[Task brief] The expected output is a copy of every line in the records with the string "Setup".

[Start of Attachment]

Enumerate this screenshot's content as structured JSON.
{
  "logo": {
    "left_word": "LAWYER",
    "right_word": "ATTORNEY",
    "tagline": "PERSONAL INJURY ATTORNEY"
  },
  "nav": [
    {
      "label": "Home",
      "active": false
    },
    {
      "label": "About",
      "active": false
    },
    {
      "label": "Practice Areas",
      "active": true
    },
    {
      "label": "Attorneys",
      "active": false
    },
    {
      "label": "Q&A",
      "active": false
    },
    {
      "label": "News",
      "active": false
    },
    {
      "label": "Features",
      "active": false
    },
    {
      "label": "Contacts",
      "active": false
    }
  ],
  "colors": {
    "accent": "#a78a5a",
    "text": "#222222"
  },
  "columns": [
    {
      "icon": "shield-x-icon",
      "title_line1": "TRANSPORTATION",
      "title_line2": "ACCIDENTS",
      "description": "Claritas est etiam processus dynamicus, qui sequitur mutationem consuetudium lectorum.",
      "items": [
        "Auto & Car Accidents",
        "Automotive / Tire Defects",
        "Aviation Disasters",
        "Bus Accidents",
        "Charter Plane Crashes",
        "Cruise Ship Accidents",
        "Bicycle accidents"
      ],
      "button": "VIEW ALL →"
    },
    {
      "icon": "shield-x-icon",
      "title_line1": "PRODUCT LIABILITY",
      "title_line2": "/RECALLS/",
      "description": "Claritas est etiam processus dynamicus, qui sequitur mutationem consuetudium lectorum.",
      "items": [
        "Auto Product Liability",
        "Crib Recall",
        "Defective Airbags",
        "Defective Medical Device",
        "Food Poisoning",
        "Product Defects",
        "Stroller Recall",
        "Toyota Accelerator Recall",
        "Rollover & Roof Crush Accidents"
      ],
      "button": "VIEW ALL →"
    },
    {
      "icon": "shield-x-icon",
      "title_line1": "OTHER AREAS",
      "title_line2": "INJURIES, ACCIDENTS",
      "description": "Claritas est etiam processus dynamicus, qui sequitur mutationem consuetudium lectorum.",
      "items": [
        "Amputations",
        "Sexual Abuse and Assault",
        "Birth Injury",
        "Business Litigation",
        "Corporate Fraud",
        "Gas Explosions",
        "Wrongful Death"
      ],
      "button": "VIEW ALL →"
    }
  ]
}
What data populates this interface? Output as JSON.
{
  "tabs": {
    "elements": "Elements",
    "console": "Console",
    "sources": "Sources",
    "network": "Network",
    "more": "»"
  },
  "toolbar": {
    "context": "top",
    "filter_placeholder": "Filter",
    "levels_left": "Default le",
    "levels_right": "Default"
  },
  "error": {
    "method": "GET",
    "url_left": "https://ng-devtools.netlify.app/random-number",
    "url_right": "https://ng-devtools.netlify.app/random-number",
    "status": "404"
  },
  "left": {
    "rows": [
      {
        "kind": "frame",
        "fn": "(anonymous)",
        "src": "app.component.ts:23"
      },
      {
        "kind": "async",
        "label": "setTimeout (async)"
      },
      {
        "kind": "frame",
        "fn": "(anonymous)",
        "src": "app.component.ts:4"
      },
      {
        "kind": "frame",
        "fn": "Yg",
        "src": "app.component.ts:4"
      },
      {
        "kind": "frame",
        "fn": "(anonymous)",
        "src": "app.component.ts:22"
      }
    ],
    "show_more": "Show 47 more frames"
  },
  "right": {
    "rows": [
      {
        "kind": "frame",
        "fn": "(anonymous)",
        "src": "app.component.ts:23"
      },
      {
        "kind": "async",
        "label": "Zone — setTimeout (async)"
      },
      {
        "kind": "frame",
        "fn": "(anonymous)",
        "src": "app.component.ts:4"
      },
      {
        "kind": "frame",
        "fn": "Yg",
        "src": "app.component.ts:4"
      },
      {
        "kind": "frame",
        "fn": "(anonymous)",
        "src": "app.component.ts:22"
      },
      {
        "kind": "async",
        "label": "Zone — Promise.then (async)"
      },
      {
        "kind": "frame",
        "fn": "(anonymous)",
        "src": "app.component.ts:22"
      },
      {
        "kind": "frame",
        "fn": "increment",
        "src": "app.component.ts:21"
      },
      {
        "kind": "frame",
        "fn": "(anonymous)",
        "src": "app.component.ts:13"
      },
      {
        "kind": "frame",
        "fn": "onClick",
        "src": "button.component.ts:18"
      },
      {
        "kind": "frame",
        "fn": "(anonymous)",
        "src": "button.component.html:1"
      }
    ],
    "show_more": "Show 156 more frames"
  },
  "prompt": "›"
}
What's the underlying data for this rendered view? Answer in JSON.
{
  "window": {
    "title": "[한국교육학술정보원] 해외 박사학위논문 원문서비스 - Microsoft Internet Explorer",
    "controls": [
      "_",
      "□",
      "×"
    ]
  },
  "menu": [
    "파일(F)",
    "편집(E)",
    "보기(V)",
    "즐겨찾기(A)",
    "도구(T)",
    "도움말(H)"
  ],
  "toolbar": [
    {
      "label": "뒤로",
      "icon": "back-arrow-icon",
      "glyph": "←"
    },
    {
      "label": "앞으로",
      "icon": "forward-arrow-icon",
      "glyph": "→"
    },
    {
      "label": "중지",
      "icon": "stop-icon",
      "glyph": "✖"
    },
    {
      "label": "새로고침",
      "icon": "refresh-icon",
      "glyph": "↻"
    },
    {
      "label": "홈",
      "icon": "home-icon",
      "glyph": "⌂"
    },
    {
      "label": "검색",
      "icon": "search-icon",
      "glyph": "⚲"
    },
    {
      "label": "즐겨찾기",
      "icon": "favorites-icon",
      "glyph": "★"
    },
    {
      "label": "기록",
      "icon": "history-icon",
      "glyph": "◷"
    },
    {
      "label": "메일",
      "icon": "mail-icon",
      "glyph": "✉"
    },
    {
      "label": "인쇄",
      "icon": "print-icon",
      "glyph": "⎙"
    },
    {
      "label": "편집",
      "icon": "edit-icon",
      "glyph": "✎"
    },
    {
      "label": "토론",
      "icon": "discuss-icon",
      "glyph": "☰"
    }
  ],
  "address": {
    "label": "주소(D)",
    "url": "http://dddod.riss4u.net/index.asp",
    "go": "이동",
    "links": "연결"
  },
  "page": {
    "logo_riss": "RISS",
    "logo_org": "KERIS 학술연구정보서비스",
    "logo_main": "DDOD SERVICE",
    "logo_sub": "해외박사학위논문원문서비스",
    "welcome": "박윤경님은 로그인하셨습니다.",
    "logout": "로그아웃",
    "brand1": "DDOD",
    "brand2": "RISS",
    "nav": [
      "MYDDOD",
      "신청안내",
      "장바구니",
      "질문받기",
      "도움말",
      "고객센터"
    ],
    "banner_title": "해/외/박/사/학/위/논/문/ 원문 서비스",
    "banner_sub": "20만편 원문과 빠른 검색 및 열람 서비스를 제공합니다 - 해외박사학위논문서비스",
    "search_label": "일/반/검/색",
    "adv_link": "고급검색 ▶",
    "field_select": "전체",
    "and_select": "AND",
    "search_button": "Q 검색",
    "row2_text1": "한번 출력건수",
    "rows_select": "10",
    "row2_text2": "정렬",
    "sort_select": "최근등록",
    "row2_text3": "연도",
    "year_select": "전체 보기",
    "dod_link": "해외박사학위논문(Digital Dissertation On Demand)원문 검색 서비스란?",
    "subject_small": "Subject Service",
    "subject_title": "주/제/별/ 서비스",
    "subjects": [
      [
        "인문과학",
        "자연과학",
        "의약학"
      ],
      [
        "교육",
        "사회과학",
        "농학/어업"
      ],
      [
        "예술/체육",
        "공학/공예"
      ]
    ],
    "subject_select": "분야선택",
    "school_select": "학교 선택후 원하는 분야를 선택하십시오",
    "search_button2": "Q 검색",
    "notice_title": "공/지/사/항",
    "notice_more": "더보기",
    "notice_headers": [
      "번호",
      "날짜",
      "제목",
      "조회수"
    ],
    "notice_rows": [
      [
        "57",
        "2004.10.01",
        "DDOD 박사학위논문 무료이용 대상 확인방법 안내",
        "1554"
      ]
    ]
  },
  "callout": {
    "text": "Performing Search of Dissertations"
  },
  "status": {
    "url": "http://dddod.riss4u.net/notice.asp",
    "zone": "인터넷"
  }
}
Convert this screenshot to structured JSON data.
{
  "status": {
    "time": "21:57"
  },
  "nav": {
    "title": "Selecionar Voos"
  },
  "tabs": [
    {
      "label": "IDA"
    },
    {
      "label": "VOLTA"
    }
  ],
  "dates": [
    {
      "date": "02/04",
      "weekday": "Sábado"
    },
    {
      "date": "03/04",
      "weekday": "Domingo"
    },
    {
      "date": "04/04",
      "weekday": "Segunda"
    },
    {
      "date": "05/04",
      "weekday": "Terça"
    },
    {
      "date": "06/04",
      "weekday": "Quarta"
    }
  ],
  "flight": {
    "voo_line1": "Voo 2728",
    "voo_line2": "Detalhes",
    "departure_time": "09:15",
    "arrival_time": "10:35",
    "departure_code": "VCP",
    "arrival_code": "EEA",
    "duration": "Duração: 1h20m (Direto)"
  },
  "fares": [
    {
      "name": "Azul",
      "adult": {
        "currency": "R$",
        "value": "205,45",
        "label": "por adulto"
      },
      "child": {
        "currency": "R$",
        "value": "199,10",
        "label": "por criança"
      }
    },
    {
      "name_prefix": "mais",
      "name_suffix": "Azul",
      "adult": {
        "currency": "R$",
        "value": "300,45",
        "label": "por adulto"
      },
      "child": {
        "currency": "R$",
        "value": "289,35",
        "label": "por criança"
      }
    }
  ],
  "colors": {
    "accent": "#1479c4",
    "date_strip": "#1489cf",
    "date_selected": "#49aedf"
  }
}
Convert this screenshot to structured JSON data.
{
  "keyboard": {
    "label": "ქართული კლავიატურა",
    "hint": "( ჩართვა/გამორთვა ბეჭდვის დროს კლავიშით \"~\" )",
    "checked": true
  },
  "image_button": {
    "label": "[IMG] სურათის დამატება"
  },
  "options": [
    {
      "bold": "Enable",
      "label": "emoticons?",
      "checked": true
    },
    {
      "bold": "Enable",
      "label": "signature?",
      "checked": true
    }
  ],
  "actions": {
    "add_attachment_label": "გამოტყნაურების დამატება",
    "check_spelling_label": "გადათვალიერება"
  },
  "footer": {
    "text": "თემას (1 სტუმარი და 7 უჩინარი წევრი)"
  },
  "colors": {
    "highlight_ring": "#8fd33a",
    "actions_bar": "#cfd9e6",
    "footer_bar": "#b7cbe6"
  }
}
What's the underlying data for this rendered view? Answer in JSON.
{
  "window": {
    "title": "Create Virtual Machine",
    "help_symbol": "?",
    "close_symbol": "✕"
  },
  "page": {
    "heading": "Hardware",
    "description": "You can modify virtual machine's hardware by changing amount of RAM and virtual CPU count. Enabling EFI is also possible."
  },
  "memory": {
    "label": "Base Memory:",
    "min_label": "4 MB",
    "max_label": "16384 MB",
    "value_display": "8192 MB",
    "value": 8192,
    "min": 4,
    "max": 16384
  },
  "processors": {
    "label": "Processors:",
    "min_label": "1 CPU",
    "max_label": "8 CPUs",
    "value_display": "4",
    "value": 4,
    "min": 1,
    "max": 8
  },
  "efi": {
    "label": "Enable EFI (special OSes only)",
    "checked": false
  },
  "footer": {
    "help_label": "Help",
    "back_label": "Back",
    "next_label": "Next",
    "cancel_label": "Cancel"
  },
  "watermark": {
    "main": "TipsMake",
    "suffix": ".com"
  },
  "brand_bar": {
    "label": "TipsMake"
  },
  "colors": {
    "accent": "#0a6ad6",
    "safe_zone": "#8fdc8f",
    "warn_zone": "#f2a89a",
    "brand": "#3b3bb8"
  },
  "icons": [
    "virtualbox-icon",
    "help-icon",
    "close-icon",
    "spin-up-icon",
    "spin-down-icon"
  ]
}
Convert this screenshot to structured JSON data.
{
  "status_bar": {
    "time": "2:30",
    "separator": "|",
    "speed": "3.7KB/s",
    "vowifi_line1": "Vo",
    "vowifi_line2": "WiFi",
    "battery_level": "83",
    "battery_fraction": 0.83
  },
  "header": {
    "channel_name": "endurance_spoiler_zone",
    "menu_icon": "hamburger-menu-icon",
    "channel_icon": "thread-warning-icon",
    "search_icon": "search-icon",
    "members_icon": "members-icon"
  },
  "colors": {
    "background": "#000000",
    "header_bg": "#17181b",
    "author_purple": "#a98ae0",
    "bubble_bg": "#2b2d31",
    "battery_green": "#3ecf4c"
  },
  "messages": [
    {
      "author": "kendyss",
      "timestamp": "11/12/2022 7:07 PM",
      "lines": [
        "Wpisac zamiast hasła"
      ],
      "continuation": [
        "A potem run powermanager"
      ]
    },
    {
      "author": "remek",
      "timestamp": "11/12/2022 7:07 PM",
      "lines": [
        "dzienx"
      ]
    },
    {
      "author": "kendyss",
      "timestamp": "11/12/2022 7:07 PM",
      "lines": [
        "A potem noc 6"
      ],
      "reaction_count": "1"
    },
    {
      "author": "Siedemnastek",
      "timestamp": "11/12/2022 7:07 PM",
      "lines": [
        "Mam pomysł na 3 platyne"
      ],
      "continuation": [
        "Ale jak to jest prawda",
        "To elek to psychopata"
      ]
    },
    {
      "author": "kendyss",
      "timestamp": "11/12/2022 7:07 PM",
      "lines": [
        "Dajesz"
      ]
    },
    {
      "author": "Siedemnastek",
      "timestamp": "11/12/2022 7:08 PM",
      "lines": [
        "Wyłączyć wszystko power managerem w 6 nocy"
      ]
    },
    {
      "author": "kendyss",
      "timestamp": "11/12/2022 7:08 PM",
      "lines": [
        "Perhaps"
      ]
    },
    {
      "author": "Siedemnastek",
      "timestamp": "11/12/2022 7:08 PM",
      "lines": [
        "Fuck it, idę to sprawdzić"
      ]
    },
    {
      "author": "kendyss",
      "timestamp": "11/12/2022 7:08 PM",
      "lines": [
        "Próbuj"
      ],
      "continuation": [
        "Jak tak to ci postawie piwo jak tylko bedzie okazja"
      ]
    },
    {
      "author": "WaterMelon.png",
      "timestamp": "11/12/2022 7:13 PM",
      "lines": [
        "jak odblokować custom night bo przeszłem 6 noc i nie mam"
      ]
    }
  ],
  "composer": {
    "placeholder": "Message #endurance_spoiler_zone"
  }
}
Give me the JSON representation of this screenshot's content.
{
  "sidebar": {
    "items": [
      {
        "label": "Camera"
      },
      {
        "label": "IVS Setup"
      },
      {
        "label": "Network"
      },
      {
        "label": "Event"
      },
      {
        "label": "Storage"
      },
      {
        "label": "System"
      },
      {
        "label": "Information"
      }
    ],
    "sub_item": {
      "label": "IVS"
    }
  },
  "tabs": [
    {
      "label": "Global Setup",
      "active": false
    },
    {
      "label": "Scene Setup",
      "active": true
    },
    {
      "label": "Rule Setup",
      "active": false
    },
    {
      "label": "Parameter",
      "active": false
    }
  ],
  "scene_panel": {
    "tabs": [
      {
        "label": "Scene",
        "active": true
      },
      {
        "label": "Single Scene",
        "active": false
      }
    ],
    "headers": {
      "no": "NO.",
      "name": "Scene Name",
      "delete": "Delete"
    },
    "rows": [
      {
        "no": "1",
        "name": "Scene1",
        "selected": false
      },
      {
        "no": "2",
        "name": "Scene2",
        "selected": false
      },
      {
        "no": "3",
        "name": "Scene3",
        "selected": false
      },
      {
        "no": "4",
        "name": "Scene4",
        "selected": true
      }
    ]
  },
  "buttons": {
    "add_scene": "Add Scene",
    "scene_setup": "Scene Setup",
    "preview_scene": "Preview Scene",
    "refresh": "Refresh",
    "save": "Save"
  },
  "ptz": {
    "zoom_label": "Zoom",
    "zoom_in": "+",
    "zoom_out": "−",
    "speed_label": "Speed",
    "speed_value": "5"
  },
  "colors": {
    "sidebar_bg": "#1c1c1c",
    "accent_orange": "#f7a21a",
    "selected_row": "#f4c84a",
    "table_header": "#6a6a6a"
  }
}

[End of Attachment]

[Result below]
        "label": "IVS Setup"
      "label": "Global Setup",
      "label": "Scene Setup",
      "label": "Rule Setup",
    "scene_setup": "Scene Setup",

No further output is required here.